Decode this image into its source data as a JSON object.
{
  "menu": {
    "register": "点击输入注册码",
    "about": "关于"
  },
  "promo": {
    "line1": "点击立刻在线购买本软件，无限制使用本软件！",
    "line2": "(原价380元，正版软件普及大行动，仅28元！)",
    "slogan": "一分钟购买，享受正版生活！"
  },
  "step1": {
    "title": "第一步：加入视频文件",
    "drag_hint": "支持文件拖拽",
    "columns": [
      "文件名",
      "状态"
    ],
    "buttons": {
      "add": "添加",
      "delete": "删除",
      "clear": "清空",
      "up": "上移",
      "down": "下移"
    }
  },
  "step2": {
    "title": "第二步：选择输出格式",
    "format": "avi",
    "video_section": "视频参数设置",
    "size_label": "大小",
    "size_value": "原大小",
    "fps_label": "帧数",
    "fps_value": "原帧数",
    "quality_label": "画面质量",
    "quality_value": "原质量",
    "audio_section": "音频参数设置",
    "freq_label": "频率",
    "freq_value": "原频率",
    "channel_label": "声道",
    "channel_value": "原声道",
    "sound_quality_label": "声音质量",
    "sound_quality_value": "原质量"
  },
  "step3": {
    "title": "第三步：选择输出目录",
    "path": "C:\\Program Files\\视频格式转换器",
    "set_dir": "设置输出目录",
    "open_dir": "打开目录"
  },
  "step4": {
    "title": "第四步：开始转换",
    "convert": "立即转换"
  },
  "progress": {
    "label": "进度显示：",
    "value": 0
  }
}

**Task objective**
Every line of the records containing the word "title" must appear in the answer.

**Written response**
    "title": "第一步：加入视频文件",
    "title": "第二步：选择输出格式",
    "title": "第三步：选择输出目录",
    "title": "第四步：开始转换",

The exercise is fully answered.